Shorebirds, and a Magical Mystery Tour

Our footpath, the birds’ flight path

I never expected to see a flock of shorebirds amongst the high peaks of Montana’s Absaroka-Beartooth Wilderness last week.

Golden eagles, yes. Elk and mule deer and marmots, yes. Single spotted sandpipers, sure.

But there they were, in a synchronous flock, spinning like snowflakes over glacial Dewey Lake, more than 9000 feet above sea level.

I don’t carry my excellent binoculars backpacking anymore. In my 60s, I aim to shoulder the lightest possible weight on our seven-day hikes (somewhere in the neighborhood of 25 pounds).

So I marked those creatures up to a mystery I wouldn’t solve, given the distance that separated us.

Here’s the best view we had (courtesy of Ian MacDonald)


The next day, as we descended more than 2000 feet and 8 miles along the staggeringly beautiful Twin Outlets, Duggan, Lake at Falls and Rainbow lakes, more flocks appeared.

Nine thousand feet, Rainbow Lake. Not the Gulf Coast staging areas I’m used to!

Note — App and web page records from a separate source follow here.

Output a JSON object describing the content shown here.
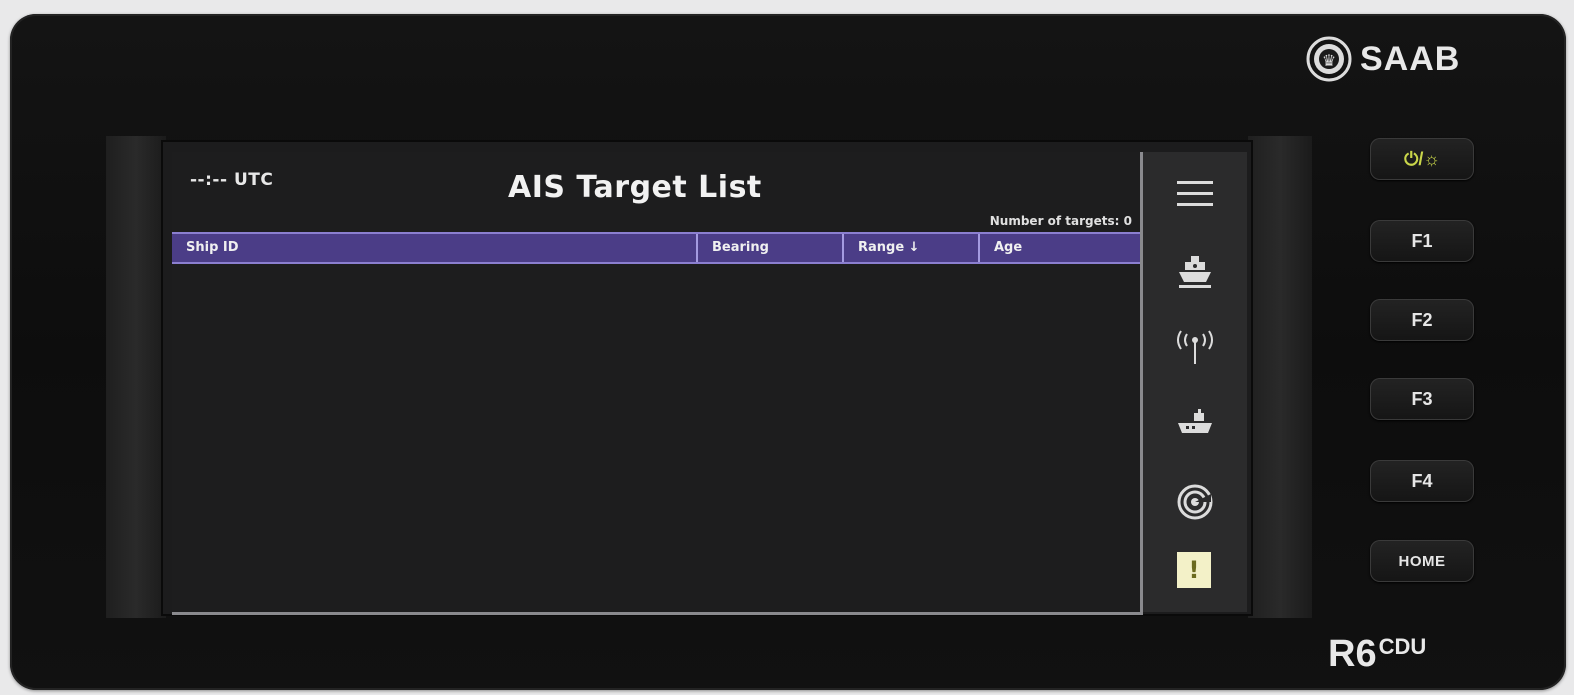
{
  "brand": "SAAB",
  "model": {
    "main": "R6",
    "sub": "CDU"
  },
  "screen": {
    "utc": "--:-- UTC",
    "title": "AIS Target List",
    "target_count": "Number of targets: 0",
    "columns": [
      "Ship ID",
      "Bearing",
      "Range ↓",
      "Age"
    ],
    "rows": []
  },
  "sidebar": {
    "items": [
      {
        "icon": "menu-icon"
      },
      {
        "icon": "ship-targets-icon"
      },
      {
        "icon": "antenna-icon"
      },
      {
        "icon": "vessel-icon"
      },
      {
        "icon": "radar-icon"
      },
      {
        "icon": "alert-icon",
        "label": "!"
      }
    ]
  },
  "hardware_buttons": {
    "power": "⏻/☼",
    "f1": "F1",
    "f2": "F2",
    "f3": "F3",
    "f4": "F4",
    "home": "HOME"
  },
  "colors": {
    "header": "#4b3d87",
    "alert": "#f3f1c8",
    "power": "#c9d64a"
  }
}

Red-necked phalarope in winter plumage, courtesy of

Red-necked phalarope in winter plumage, (courtesy of








I’d never seen a phalarope before, let alone 100 at a time, but even from afar, I knew that’s what we were observing. Most likely, red-necked phalaropes.

The amazing global passage of red-necked phalaropes. Map courtesy of


My shorebird references here at home tell me those flocks were migrating from Alaskan or Arctic breeding grounds to their wintering territories in South America.

As I watched the shorebirds spin and jab like small dervishes in the open waters of the mountain lakes, I was freshly astounded by the fact of long-distance migration. For tens of thousands of years, birds perfected routes and destinations to improve their options on planet Earth. But with human-induced climate change and development, many species are declining.

I probably won’t spot phalaropes on my coastal outings and counts here in North Florida in the months to come. But I hope the spectacle and the privilege of seeing those high-altitude shorebirds will fuel my activism.

Whether the migrants you see in your daily life are hummingbirds or swallow-tailed kites or phalaropes, now is a good time for you to strengthen your voice on behalf of these marvelous creatures. This week marks the hundred-year anniversary of the Migratory Bird Treaty signed between the United States and Great Britain on August 16, 1916. You can join the celebration of birds by participating in the US Fish and Wildlife Service’s social media campaign

Share On: Facebooktwitterpinterest


Shorebirds, and a Magical Mystery Tour — 4 Comments

  1. Thanks for the thoughts, as always reminding us of the global connections that exist for the intricate web of life of our big spinning planet and how to serve it best.